Unsurprisingly, Grand Parade Investments, as well as the general public, have responded to the SACC’s decision with discontent.
The topical concerns regarding the prohibition of the acquisition include:
The unintended, prejudicial impact upon black shareholders of sellers / target companies; and
The equally detrimental deterrence of foreign direct investment (FDI) into the Republic of South Africa.
i. Harm to HDP shareholders
Grand Parade Investments had supposedly been attempting to sell Burger King and Grand Foods Meat Plant for a period of 18 months in order to settle debts and pay dividends to its black shareholders, whom had reportedly not received dividends for a number of years. Furthermore, the shareholders would incur even greater harm upon the SACC’s media statement as Grand Parade Investments share price would plummet by 10%, making future dividend payouts ever less likely.
Bonakele argues that the Competition Act cannot waiver in its goal of transformation purely because of the prejudicial impact that a decision may have on individuals.
“This is about the system, it is not about individual shareholders. We are not really concerned about the immediate impact on Joe Soap today, that’s not the criteria.”
ii. Deterring FDI
The decision of the SACC raises varying concerns for foreign investors, and understandably so. The key concerns can be encapsulated into the following: certainty, timing and costs.
Firstly, merger review is subject to ever-evolving standards. In this regard, foreign investors cannot approach a merger with full certainty as to whether it will be approved or not. Moreover, continually changing standards presents increased opportunities of opposition from competition authorities which furthers investor uncertainty. Secondly, subsequent to changing standards and increased opposition, the timing of proposed mergers is significantly lengthened. Lastly, the imposition of non-competition conditions on transactions incurs significant costs on the burden of investors.
These principles of certainty, timing and costs can be considered as the essential elements of a sound merger regime. Ultimately, the SACC’s decision of prohibition strikes at the balance of South Africa’s merger regime by introducing great uncertainty, prolonged timing and greater costs – all of which present themselves as significant areas of concern for foreign investors.
In response to these FDI concerns, Bonakele states that South Africa’s democratic sustainability is of paramount importance and that foreign investors must consider the long-term effects that exclusionary investments would have on the Republic, particularly in regard to transformation and empowerment:
“But it’s not like empowerment imperatives are less important than FDI.”
A potential for reconsideration?

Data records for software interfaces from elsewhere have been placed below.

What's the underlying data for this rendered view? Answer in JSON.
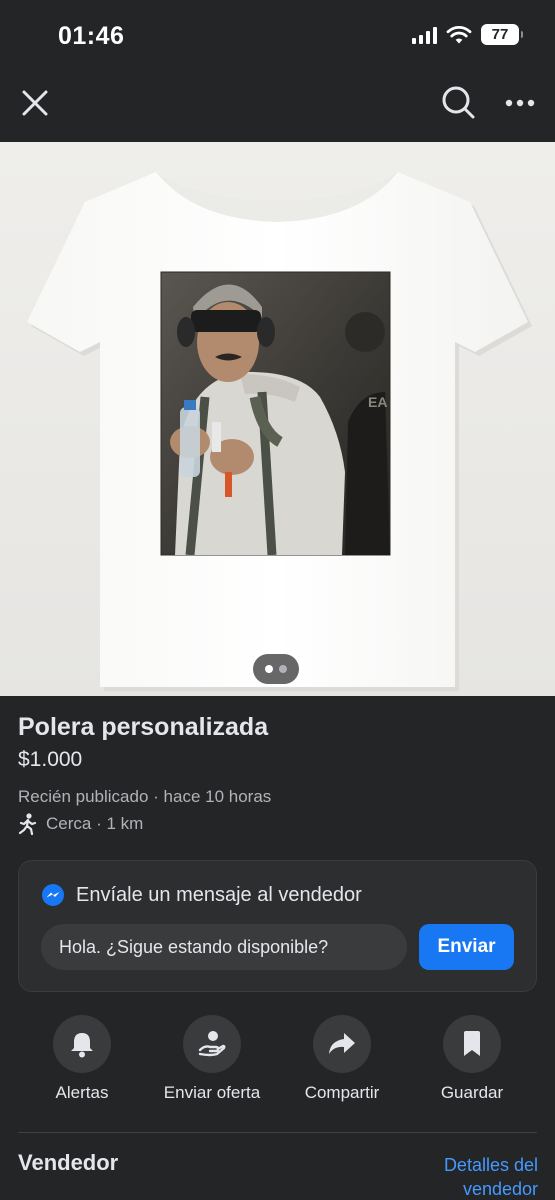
{
  "status_bar": {
    "time": "01:46",
    "battery": "77",
    "icons": [
      "signal-icon",
      "wifi-icon",
      "battery-icon"
    ]
  },
  "nav": {
    "icons": [
      "close-icon",
      "search-icon",
      "more-icon"
    ]
  },
  "product": {
    "image_indicator": {
      "current": 1,
      "total": 2
    },
    "title": "Polera personalizada",
    "price": "$1.000",
    "listed": "Recién publicado · hace 10 horas",
    "location": "Cerca · 1 km",
    "location_icon": "walking-person-icon"
  },
  "message": {
    "icon": "messenger-icon",
    "header": "Envíale un mensaje al vendedor",
    "input_value": "Hola. ¿Sigue estando disponible?",
    "send_label": "Enviar"
  },
  "actions": [
    {
      "label": "Alertas",
      "icon": "bell-icon"
    },
    {
      "label": "Enviar oferta",
      "icon": "offer-hand-icon"
    },
    {
      "label": "Compartir",
      "icon": "share-icon"
    },
    {
      "label": "Guardar",
      "icon": "bookmark-icon"
    }
  ],
  "seller": {
    "heading": "Vendedor",
    "details_link": "Detalles del vendedor"
  },
  "colors": {
    "background": "#242526",
    "accent": "#1877f2",
    "link": "#4599ff"
  }
}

A window for reconsideration of the proposed acquisition presents itself where the merging parties present a better offering of HDP ownership. Bonakele suggests that this is potentially on the table as the parties to the agreement have continued engagement despite the SACC’s decision.
Therefore, the proposed acquisition may eventually find approval where ECP Africa and Grand Parade Investments agree on an improved HDP empowerment plan, of which the SACC is satisfied.
In essence, the SACC’s decision to prohibit the proposed acquisition of Burger King (South Africa) and Grand Foods Meat Plant by ECP Africa has had prejudicial effects upon the seller’s black shareholders.
Further, the decision presents concern for foreign direct investment by striking at the essential elements of a sound merger regime, namely: certainty, timing and costs.
However, the chairperson of the SACC has now noted that the SACC may change its initial decision upon the improvement of empowerment considerations between the parties to the transaction.